This Christmas I spent a lot of time thinking about Christmas from other perspectives – the shepherds, King Herod, Mary and Jospeh. I imagined what that first Christmas felt like to societal outsiders, to a king who never got it, to parents thrown into parenthood – and not just any parenthood but parenthood of the Divine. This story that I’ve come to know all too well suddenly feels fresh.
And one thought has stayed with me this season: I’ve never known a world without Jesus.
For me, Christmas comes and it’s a reminder to celebrate the birth of my Savior, my Hope. We read the Christmas story – with much less wonder than when I was a child. We sing the songs of His birth. But it all has become a “tradition” and I approach it with less awe than is owed.
But that before that first Christmas, there was no Jesus, no hope. Just the expectation for a Messiah. The outsiders were outsiders. The parents were just two people about to wed. And the king was unthreatened by a child, busy building his kingdom.
But then the angel appears and the whole world – everything that we know – changes. It is all turned on its head.
A young woman (barely more than a girl) and a young man commit to move forward with what the angel says, despite breaking mores and the ever-growing whispers of their village. They don’t know what the future hold. They know the moment they live in. That moment alone is enough to feel overwhelmed – let alone what is to come for their firstborn Son.
And the shepherds, cultural outsiders, among the last group of people who would get a divine announcement, are told first that there is a newborn king, the Messiah. With this announcement, these men are invited from the outside to share the Good News.
And a king who, prior to this moment in history, had no fear of a small child threatening his throne takes drastic action to attempt to keep his power. He had the opportunity to be a part of this amazing story but was so consumed with keeping his power that he missed the point.
Because an Infant entered our world. Hope had no name until He was born in the stable. Lines of the insiders and the outsiders were rigid until a group of shepherds became divine messangers.
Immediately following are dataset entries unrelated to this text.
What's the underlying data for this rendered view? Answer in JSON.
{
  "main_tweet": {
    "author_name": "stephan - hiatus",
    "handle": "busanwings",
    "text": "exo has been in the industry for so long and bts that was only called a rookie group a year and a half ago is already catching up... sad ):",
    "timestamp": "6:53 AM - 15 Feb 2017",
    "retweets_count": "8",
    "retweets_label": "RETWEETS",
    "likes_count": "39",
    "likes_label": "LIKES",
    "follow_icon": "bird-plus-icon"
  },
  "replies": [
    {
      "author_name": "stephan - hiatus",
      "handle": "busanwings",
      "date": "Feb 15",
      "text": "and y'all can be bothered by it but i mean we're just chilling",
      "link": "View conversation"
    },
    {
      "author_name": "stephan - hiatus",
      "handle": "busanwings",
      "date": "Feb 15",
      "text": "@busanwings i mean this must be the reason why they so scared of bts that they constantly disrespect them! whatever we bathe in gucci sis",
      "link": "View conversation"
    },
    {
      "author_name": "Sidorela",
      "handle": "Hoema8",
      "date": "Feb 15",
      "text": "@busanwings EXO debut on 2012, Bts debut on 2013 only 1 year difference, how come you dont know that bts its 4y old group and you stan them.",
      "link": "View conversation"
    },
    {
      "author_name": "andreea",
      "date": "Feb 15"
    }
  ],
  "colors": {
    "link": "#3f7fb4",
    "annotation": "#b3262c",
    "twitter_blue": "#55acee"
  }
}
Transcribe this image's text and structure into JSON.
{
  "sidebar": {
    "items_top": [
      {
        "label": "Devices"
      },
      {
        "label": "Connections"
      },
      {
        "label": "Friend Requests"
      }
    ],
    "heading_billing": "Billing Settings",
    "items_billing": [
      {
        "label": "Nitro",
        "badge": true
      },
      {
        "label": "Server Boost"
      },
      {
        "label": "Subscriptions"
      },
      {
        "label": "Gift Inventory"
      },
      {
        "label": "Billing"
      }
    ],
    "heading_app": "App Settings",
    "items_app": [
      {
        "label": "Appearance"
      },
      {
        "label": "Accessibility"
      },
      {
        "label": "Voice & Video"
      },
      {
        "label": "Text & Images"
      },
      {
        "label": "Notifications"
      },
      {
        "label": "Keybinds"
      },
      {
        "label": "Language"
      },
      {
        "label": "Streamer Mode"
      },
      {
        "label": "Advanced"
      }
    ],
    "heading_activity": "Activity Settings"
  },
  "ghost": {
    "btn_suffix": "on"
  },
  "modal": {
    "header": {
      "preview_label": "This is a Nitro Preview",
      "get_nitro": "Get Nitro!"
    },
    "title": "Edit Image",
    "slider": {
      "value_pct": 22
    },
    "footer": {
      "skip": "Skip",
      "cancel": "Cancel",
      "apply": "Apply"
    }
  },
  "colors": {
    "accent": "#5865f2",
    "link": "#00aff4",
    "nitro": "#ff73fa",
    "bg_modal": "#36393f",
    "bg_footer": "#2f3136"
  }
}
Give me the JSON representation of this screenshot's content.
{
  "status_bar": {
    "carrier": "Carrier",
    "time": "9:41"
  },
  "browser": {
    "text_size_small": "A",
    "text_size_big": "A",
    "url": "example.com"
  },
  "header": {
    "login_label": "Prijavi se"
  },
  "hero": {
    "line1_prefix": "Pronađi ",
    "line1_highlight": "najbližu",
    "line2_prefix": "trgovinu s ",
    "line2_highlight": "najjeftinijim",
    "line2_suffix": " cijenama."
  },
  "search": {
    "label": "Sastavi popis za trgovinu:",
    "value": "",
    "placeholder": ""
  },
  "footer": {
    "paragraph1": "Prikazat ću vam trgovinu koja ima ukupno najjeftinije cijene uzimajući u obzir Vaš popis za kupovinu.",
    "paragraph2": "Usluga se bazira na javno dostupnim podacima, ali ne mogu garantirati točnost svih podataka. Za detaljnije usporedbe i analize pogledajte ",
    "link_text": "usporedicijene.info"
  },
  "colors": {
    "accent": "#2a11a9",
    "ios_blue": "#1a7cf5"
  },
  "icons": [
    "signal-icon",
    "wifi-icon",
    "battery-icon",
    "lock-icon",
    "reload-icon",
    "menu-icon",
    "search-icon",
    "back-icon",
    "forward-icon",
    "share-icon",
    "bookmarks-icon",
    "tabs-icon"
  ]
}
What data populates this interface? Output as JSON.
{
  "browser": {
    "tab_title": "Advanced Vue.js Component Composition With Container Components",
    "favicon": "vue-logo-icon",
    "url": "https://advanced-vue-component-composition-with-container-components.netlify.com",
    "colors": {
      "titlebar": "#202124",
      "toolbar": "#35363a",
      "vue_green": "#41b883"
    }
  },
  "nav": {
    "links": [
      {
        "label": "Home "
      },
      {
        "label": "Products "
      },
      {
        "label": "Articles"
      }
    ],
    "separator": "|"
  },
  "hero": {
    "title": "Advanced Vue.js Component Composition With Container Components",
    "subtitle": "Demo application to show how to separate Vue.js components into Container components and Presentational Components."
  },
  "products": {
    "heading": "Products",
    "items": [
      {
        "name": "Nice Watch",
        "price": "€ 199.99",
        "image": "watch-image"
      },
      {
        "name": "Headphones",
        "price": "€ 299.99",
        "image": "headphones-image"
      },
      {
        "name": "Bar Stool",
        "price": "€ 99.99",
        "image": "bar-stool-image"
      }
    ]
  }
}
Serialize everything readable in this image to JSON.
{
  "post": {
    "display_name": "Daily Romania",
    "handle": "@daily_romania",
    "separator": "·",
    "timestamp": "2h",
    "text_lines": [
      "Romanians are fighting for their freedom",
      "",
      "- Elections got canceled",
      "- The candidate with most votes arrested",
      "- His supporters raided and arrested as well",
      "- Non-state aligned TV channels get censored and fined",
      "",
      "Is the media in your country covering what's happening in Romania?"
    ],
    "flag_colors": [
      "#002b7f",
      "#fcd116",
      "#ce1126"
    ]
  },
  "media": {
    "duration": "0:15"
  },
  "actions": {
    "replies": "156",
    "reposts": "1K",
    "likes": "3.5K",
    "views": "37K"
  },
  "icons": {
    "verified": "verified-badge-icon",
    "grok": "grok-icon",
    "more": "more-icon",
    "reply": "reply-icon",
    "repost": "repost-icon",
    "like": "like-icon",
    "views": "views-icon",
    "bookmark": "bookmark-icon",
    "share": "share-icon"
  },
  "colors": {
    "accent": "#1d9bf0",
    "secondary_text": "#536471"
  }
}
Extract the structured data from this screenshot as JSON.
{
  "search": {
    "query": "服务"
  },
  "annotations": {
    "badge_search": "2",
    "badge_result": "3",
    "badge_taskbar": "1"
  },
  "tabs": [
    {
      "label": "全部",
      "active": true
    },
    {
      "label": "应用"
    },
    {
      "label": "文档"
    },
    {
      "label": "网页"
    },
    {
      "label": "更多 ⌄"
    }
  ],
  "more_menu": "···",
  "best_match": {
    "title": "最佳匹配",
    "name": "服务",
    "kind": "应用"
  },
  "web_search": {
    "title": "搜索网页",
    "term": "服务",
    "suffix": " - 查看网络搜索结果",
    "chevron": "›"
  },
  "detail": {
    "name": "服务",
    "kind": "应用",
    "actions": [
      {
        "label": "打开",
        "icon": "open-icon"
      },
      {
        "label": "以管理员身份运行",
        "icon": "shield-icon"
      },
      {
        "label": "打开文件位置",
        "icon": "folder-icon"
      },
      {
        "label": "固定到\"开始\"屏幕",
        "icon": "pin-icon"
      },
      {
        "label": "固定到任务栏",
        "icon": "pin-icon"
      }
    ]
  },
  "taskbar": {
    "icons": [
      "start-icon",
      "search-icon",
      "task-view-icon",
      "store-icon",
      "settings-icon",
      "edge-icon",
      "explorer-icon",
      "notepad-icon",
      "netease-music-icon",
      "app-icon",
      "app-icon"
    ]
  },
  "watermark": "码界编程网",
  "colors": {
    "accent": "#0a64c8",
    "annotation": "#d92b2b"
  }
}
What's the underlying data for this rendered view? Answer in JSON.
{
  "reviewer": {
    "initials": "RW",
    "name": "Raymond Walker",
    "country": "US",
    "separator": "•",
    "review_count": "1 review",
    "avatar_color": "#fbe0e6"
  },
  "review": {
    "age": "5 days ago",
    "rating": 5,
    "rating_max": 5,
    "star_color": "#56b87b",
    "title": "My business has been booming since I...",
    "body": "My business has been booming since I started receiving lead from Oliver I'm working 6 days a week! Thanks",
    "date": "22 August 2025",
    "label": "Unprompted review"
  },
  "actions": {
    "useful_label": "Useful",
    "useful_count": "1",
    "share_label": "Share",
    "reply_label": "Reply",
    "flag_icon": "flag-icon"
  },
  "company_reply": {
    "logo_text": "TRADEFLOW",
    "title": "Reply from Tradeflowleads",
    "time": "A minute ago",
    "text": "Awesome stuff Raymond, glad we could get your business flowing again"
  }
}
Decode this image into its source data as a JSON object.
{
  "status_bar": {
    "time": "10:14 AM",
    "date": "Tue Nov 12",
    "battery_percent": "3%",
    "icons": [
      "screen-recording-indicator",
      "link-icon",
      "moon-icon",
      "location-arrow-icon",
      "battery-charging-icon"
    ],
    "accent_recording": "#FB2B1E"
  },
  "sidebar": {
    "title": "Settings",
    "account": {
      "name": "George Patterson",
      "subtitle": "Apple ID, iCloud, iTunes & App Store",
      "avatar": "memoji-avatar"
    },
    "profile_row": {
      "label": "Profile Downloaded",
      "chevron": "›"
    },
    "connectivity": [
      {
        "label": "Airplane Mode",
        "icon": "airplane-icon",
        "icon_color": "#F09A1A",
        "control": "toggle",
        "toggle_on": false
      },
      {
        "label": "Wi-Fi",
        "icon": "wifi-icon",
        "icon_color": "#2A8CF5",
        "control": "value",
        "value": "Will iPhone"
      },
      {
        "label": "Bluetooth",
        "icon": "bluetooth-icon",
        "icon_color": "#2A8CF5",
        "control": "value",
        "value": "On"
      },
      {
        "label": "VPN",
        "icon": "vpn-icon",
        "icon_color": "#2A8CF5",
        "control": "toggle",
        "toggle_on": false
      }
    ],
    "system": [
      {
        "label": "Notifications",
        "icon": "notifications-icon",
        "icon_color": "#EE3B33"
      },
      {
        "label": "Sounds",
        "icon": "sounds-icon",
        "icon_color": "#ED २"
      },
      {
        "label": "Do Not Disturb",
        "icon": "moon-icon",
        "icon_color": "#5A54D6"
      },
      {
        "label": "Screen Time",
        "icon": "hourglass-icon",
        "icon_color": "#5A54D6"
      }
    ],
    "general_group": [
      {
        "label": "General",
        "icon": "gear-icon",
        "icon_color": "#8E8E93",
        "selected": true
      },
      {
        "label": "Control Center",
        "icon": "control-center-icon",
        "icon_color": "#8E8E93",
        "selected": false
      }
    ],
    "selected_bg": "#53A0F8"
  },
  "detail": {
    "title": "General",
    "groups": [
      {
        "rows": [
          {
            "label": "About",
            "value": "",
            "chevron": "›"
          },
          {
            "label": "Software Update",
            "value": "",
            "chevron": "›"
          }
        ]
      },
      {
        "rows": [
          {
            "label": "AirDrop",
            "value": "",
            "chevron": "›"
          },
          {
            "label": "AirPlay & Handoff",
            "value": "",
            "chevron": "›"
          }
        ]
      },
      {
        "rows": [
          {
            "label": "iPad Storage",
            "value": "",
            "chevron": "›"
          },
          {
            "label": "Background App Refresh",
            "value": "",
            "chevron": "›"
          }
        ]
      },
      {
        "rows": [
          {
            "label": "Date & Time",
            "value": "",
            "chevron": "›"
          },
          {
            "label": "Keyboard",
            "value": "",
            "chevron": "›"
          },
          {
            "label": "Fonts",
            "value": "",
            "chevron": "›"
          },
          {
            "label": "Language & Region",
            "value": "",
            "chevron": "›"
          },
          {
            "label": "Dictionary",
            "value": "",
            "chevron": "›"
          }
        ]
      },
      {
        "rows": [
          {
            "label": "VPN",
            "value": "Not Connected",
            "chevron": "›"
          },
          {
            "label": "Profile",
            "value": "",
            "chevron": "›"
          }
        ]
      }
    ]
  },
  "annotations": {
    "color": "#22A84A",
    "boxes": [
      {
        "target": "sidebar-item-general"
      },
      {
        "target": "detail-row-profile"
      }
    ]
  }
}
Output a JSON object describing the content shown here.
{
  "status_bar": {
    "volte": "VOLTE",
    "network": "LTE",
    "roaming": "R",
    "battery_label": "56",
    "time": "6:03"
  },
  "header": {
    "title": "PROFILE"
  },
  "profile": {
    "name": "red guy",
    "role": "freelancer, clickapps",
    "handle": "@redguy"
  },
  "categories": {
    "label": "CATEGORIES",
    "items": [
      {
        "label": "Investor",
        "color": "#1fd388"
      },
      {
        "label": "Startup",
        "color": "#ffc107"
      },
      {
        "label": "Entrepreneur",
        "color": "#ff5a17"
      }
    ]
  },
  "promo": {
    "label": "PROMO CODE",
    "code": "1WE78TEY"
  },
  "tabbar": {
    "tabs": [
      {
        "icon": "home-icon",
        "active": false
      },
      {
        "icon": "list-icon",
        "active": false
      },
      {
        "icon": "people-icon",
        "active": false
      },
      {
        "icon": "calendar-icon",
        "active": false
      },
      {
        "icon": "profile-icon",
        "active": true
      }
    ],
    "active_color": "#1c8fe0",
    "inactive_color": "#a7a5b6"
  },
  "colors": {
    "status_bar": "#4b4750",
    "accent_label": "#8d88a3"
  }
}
Kings had no understanding of their minute roles until the King of kings appeared.
I have no true understanding of this. Because Christ has always been a part of my world.
But this Christmas, I am reflecting on this story with a lot more wonder.